Morticianguide

Pros and Cons

Pros and Cons

Every profession has its pros and cons. A career in the death services industry can be both rewarding and exhausting at the same time. See below for some common reasons people enjoy becoming a mortician and some complaints they have about the field.

Pros:

  • Your work is appreciated: Working as a mortician can be extremely rewarding. Whether you were forced into it because your family runs a small funeral home or you are doing it for the stable income and lucrative outlook, you should understand that you are providing an excellent service to your community. Death is a tough process and many people have trouble coping with it. Your service ultimately has a therapeutic benefit to your clients, as most people want to have peace of mind as their loved ones transition to the afterlife. You are there to help facilitate this transition. You have the opportunity to interact with people and help them during their toughest times.
  • Limited Requirements: The education and training required to become a mortician is not like that of a doctor. Most states require just one or two years of college in an accredited mortuary program along with one to two years of apprenticeship, which can be done during school. Not bad for a career that is stable and with a great job growth outlook.
  • Good stable pay: Although morticians are generally not multi-millionaires, they live comfortably. With the median salary of a funeral director being around $50,000 and the top tier making upwards of $100,000 a year the earnings potential is quite high compared to other fields with similar educational requirements. Also, it is a sad fact to hear about people eventually die. There will always be a demand for your job and it cannot be replaced by technology or machines.
  • Opportunity for self-employment: The funeral services industry is a very profitable one. With an average of over 2.5 million funerals in the US per year and an average cost of $8000-$10,000 per funeral, you are looking at a $20+ billion industry. A good amount of morticians are self-employed, whether they own their own funeral homes or perform independent contracting work. Being self-employed yields greater flexibility and potential much larger incomes, as your earnings is not fixed but instead directly correlated to the amount of clients you bring in. You’ll probably need to do a lot of marketing and perhaps even higher an in house funeral director and embalmer.

Cons:

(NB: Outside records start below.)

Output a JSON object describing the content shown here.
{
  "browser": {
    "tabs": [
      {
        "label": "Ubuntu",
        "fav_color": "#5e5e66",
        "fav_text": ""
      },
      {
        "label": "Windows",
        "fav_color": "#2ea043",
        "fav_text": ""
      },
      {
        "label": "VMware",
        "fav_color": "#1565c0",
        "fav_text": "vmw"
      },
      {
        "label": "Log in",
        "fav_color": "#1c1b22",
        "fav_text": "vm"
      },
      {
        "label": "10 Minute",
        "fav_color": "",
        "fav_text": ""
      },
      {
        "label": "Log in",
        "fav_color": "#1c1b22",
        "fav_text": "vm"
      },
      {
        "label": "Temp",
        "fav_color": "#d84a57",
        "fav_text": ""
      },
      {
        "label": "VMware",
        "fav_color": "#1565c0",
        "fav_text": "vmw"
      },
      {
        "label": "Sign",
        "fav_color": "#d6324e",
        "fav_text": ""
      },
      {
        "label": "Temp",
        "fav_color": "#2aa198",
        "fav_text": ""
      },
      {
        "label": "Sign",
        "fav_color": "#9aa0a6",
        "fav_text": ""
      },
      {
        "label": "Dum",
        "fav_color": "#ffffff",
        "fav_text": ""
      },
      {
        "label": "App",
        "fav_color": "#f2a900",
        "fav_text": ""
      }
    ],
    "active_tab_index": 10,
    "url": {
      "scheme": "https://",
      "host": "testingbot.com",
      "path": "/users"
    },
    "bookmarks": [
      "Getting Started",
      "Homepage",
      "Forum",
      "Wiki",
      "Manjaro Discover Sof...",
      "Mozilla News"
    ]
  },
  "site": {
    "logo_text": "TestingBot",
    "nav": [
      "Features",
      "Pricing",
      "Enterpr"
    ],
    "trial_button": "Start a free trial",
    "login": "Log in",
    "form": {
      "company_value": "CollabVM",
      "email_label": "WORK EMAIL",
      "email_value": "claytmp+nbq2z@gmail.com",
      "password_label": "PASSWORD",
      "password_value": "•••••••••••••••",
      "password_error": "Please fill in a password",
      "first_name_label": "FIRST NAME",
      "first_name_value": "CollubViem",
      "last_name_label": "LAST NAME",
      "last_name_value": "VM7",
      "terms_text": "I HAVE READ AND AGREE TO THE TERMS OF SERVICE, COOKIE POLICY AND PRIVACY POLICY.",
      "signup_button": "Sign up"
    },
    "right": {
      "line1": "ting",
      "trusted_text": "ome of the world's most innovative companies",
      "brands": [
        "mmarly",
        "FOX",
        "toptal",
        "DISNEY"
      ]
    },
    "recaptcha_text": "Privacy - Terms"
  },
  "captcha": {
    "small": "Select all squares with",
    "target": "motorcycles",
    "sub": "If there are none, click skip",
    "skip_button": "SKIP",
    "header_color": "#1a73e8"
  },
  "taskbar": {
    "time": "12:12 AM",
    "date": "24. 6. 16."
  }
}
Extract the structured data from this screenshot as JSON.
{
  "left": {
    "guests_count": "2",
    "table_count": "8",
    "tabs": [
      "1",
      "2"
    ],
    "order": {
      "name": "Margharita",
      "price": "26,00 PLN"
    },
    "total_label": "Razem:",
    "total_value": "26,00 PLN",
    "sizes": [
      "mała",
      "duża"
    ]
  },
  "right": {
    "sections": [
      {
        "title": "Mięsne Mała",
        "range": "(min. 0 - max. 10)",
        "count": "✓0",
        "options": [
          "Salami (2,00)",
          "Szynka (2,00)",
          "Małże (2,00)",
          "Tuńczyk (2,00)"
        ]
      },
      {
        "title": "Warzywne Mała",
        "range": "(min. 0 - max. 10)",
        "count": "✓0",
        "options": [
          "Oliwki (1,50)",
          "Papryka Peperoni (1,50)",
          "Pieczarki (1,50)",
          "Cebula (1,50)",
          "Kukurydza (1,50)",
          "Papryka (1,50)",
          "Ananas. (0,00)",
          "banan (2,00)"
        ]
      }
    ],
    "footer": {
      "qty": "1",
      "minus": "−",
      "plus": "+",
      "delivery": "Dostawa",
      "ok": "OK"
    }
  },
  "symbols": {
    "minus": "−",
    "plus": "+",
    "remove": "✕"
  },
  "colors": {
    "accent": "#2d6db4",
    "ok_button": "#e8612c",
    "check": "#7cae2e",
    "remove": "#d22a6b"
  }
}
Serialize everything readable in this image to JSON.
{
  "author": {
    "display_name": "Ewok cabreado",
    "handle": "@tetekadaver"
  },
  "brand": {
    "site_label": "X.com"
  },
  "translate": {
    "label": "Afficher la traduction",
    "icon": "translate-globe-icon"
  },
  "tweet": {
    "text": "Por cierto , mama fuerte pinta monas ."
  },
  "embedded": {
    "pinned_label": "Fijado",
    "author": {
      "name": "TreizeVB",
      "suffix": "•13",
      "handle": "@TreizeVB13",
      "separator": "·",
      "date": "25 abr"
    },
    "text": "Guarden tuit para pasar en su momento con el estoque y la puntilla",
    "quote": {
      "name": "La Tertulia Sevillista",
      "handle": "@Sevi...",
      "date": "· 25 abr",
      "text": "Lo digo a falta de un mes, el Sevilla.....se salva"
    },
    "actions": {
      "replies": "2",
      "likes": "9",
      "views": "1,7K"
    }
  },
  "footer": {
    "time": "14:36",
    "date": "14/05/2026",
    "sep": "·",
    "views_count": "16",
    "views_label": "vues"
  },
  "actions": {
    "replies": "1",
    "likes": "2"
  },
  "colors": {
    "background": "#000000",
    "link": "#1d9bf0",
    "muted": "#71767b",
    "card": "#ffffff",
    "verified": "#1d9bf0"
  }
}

  • Long and variable hours: Being a mortician is not a 9-5 job. You’ll have to be on-call a lot depending on if you have a live client or are just receiving a client. Sometimes you may be woken up at 4 AM to help transfer a body and or prepare for a embalming. You may have some weeks where you barely work at all and other weeks when you are working over 60 hours preparing for a funeral. The working hours are very unpredictable and you may even have to sacrifice vacations and holiday with your loved ones to help other people with their loved ones.
  • Negative social stigma: Your friends and family may think you’re weird or crazy. Let’s face it; everything we know about the death industry comes from Hollywood, especially the TV show Six Feet Under. Some other common stereotypes are morticians have no social life, take pleasure in handling dead people, and are into necrophilia.
  • Dealing with bizarre situations: There are some gross situations and potential paranormal activities that could come up working in the funeral home. If you are fanatically religious, you may claim to hear dead people or encounter spirits while working long hours in a funeral home. While embalming, you could be dealing with client’s who have been in an accident and disfigured as well as startling post mortem muscle movements.  You need to have the psychological fortitude to handle these situations if you want to work in the death industry.
  • Dealing with demanding clients and paperwork: The family of the deceased maybe extremely demanding, since the funeral process is comparable to a wedding: everything has to be perfect. Since you are hired to plan the perfect funeral, you may have a hard time being on the same page as the client and dealing with them calling you at odd hours or asking for trivial tasks. Additionally, a good amount of time of your job will be spent on handling paperwork, which can be tedious and boring.